SUPPLIED DATA =>
--------------------------------------------------

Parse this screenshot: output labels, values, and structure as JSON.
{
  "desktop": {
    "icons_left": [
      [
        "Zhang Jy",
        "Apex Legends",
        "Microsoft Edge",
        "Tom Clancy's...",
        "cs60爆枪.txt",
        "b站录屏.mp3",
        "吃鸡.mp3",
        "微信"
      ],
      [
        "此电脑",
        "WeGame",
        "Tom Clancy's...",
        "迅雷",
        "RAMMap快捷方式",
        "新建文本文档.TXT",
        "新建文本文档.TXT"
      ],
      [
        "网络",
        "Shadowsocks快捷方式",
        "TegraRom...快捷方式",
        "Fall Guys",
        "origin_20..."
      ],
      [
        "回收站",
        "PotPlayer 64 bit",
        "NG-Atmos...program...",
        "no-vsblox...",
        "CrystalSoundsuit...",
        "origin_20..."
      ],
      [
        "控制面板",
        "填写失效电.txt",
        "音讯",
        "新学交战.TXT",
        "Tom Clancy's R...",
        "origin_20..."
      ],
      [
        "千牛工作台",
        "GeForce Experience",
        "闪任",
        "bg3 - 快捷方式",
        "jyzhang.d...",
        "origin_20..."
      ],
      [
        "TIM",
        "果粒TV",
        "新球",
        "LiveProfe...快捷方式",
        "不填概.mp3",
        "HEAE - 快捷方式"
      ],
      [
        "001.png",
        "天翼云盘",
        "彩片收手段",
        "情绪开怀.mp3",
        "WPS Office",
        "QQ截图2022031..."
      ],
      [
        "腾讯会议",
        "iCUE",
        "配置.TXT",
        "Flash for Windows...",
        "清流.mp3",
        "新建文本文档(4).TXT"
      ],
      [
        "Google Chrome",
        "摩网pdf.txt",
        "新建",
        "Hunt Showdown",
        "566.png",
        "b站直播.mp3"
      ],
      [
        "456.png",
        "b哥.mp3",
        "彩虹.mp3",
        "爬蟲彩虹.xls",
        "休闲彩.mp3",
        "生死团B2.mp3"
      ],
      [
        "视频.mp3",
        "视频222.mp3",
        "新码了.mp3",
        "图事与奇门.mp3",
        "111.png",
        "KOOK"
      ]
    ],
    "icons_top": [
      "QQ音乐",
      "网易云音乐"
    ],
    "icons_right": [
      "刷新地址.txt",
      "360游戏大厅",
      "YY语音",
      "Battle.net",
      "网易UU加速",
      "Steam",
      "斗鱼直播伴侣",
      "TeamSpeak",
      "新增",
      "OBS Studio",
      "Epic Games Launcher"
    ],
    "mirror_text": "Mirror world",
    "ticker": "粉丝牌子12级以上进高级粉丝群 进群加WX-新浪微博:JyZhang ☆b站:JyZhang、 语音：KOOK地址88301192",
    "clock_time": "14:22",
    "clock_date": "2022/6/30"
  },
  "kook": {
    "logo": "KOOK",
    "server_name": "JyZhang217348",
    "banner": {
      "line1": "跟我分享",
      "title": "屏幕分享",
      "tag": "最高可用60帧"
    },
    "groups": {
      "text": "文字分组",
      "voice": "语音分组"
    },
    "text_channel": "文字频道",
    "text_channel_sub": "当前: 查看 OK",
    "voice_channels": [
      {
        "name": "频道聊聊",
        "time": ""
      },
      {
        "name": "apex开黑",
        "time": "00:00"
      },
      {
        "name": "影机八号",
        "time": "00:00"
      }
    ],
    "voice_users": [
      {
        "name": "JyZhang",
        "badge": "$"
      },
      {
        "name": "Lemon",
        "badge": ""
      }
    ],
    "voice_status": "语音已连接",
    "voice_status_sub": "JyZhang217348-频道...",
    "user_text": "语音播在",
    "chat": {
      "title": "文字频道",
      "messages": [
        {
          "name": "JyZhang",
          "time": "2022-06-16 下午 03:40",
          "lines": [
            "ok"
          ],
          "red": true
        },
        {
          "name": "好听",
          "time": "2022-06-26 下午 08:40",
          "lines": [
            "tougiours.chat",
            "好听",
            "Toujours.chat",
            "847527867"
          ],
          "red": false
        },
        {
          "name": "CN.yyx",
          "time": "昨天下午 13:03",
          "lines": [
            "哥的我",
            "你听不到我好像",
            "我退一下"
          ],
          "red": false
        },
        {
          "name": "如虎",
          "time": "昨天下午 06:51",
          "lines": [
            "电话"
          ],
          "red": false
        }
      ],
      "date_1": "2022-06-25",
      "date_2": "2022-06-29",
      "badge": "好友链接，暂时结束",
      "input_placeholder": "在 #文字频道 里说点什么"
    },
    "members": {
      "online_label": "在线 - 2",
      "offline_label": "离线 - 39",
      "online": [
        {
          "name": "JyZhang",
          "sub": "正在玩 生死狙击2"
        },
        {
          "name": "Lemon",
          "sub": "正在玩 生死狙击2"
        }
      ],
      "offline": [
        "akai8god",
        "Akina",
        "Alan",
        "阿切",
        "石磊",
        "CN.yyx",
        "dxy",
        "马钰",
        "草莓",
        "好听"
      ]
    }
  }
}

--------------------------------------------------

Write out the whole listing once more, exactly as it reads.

ANSWER BOX =>
Parse this screenshot: output labels, values, and structure as JSON.
{
  "desktop": {
    "icons_left": [
      [
        "Zhang Jy",
        "Apex Legends",
        "Microsoft Edge",
        "Tom Clancy's...",
        "cs60爆枪.txt",
        "b站录屏.mp3",
        "吃鸡.mp3",
        "微信"
      ],
      [
        "此电脑",
        "WeGame",
        "Tom Clancy's...",
        "迅雷",
        "RAMMap快捷方式",
        "新建文本文档.TXT",
        "新建文本文档.TXT"
      ],
      [
        "网络",
        "Shadowsocks快捷方式",
        "TegraRom...快捷方式",
        "Fall Guys",
        "origin_20..."
      ],
      [
        "回收站",
        "PotPlayer 64 bit",
        "NG-Atmos...program...",
        "no-vsblox...",
        "CrystalSoundsuit...",
        "origin_20..."
      ],
      [
        "控制面板",
        "填写失效电.txt",
        "音讯",
        "新学交战.TXT",
        "Tom Clancy's R...",
        "origin_20..."
      ],
      [
        "千牛工作台",
        "GeForce Experience",
        "闪任",
        "bg3 - 快捷方式",
        "jyzhang.d...",
        "origin_20..."
      ],
      [
        "TIM",
        "果粒TV",
        "新球",
        "LiveProfe...快捷方式",
        "不填概.mp3",
        "HEAE - 快捷方式"
      ],
      [
        "001.png",
        "天翼云盘",
        "彩片收手段",
        "情绪开怀.mp3",
        "WPS Office",
        "QQ截图2022031..."
      ],
      [
        "腾讯会议",
        "iCUE",
        "配置.TXT",
        "Flash for Windows...",
        "清流.mp3",
        "新建文本文档(4).TXT"
      ],
      [
        "Google Chrome",
        "摩网pdf.txt",
        "新建",
        "Hunt Showdown",
        "566.png",
        "b站直播.mp3"
      ],
      [
        "456.png",
        "b哥.mp3",
        "彩虹.mp3",
        "爬蟲彩虹.xls",
        "休闲彩.mp3",
        "生死团B2.mp3"
      ],
      [
        "视频.mp3",
        "视频222.mp3",
        "新码了.mp3",
        "图事与奇门.mp3",
        "111.png",
        "KOOK"
      ]
    ],
    "icons_top": [
      "QQ音乐",
      "网易云音乐"
    ],
    "icons_right": [
      "刷新地址.txt",
      "360游戏大厅",
      "YY语音",
      "Battle.net",
      "网易UU加速",
      "Steam",
      "斗鱼直播伴侣",
      "TeamSpeak",
      "新增",
      "OBS Studio",
      "Epic Games Launcher"
    ],
    "mirror_text": "Mirror world",
    "ticker": "粉丝牌子12级以上进高级粉丝群 进群加WX-新浪微博:JyZhang ☆b站:JyZhang、 语音：KOOK地址88301192",
    "clock_time": "14:22",
    "clock_date": "2022/6/30"
  },
  "kook": {
    "logo": "KOOK",
    "server_name": "JyZhang217348",
    "banner": {
      "line1": "跟我分享",
      "title": "屏幕分享",
      "tag": "最高可用60帧"
    },
    "groups": {
      "text": "文字分组",
      "voice": "语音分组"
    },
    "text_channel": "文字频道",
    "text_channel_sub": "当前: 查看 OK",
    "voice_channels": [
      {
        "name": "频道聊聊",
        "time": ""
      },
      {
        "name": "apex开黑",
        "time": "00:00"
      },
      {
        "name": "影机八号",
        "time": "00:00"
      }
    ],
    "voice_users": [
      {
        "name": "JyZhang",
        "badge": "$"
      },
      {
        "name": "Lemon",
        "badge": ""
      }
    ],
    "voice_status": "语音已连接",
    "voice_status_sub": "JyZhang217348-频道...",
    "user_text": "语音播在",
    "chat": {
      "title": "文字频道",
      "messages": [
        {
          "name": "JyZhang",
          "time": "2022-06-16 下午 03:40",
          "lines": [
            "ok"
          ],
          "red": true
        },
        {
          "name": "好听",
          "time": "2022-06-26 下午 08:40",
          "lines": [
            "tougiours.chat",
            "好听",
            "Toujours.chat",
            "847527867"
          ],
          "red": false
        },
        {
          "name": "CN.yyx",
          "time": "昨天下午 13:03",
          "lines": [
            "哥的我",
            "你听不到我好像",
            "我退一下"
          ],
          "red": false
        },
        {
          "name": "如虎",
          "time": "昨天下午 06:51",
          "lines": [
            "电话"
          ],
          "red": false
        }
      ],
      "date_1": "2022-06-25",
      "date_2": "2022-06-29",
      "badge": "好友链接，暂时结束",
      "input_placeholder": "在 #文字频道 里说点什么"
    },
    "members": {
      "online_label": "在线 - 2",
      "offline_label": "离线 - 39",
      "online": [
        {
          "name": "JyZhang",
          "sub": "正在玩 生死狙击2"
        },
        {
          "name": "Lemon",
          "sub": "正在玩 生死狙击2"
        }
      ],
      "offline": [
        "akai8god",
        "Akina",
        "Alan",
        "阿切",
        "石磊",
        "CN.yyx",
        "dxy",
        "马钰",
        "草莓",
        "好听"
      ]
    }
  }
}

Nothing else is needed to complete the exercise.